But John J. “Mike” McKetta, the special counsel who prosecuted Keller, thinks the constitution allows the commission to take the action it did.
Bob Warneke, the commission’s counsel in Keller, says the commission’s position is that the order “speaks for itself.” He declines further comment.
The question is somewhat complicated, and turns on what the Texas Constitution outlines and what the rules for the SCJC specify. It’s a bit of a mess, actually. The Statesman has a good story on this as well, which includes the fact that Keller is the 96th judge to be examined by the Commission, and the first to receive this particular sanction. One thing I hope we all can agree on:
While [Keller defense attorney Chip] Babcock is discussing an appeal, how such an appeal would proceed is unclear. That’s because there are different procedures for appeals after formal and informal proceedings. A public warning typically follows informal proceedings, but in Keller’s case, the commission issued a public warning after formal proceedings.
When the commission issues a public warning to a judge in informal proceedings, that judge has the right to ask the state Supreme Court to appoint three appellate justices to a special court of review to hear the appeal. Willing says in an interview that in such appeals, the three-justice panel reviews the evidence de novo, amounting to a new trial.
But because the commission initiated formal proceedings against Keller, Keller already has had a trial — before the special master. Willing says a new trial would be a waste of resources. She is concerned about Keller getting what amounts to a second trial on the taxpayer’s dime.
“This is taxpayers’ resources being expended for a second trial,” Willing says. “I have a problem with that.”
Willing says that even though the commission does not pay Graves Dougherty legal fees for McKetta’s work as special counsel, it had to pay for the firm’s expenses in Keller, which totaled about $20,000 so far. “Are we going to have to do that again?” Willing asks.
I would hope the answer to that is No. At this point, it appears the only way for that to be ensured is for Keller to take her medicine and let it go already.

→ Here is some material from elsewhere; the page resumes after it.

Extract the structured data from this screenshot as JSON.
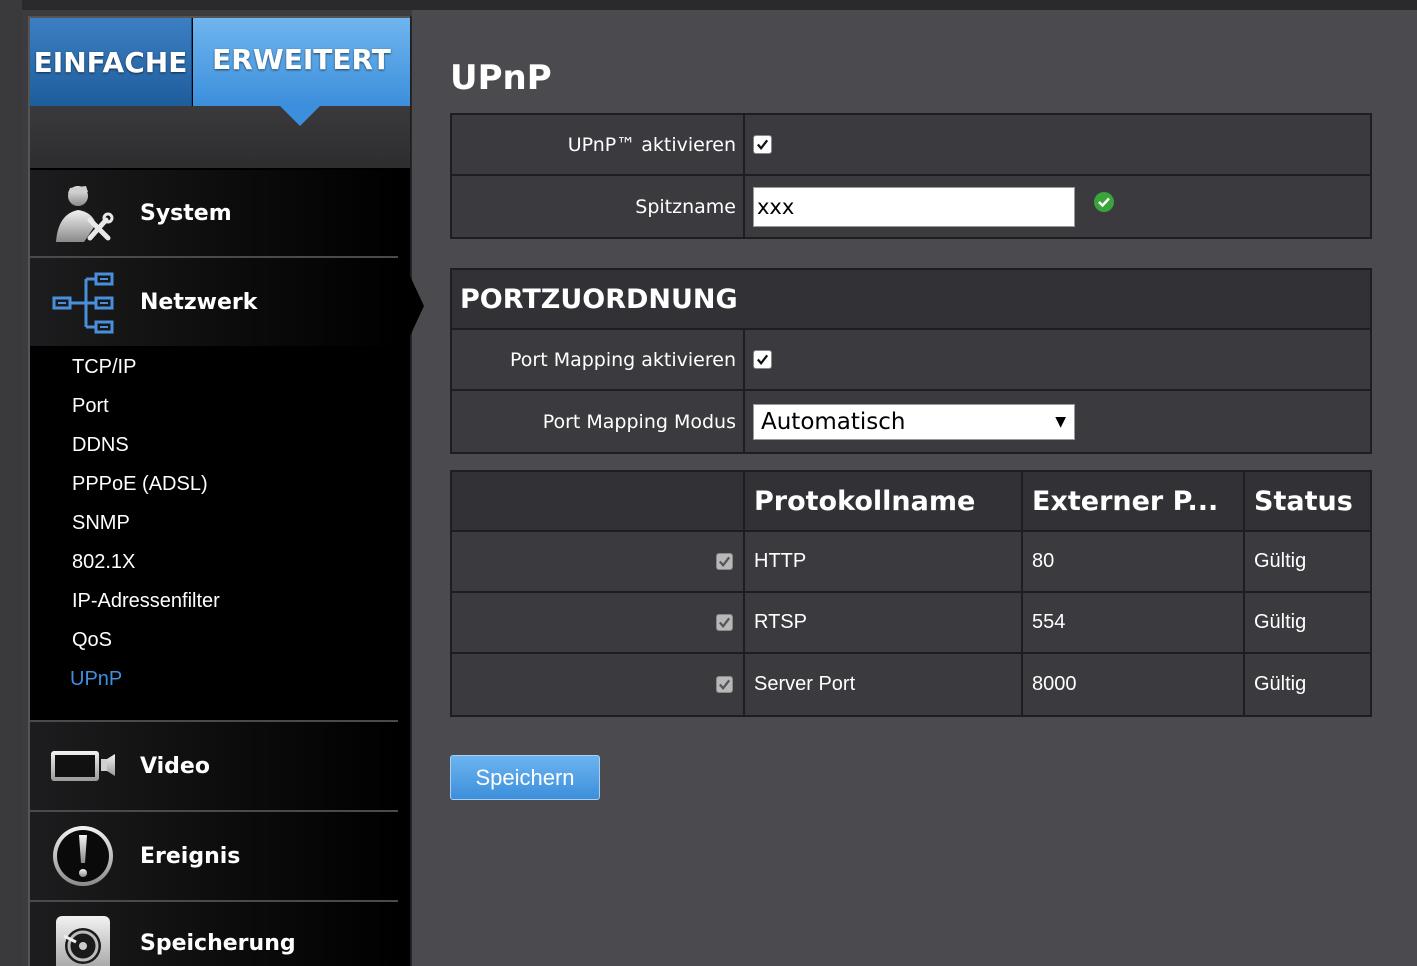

I’m not going to hold my breath waiting for that to happen. Thanks to Grits for the Texas Lawyer link.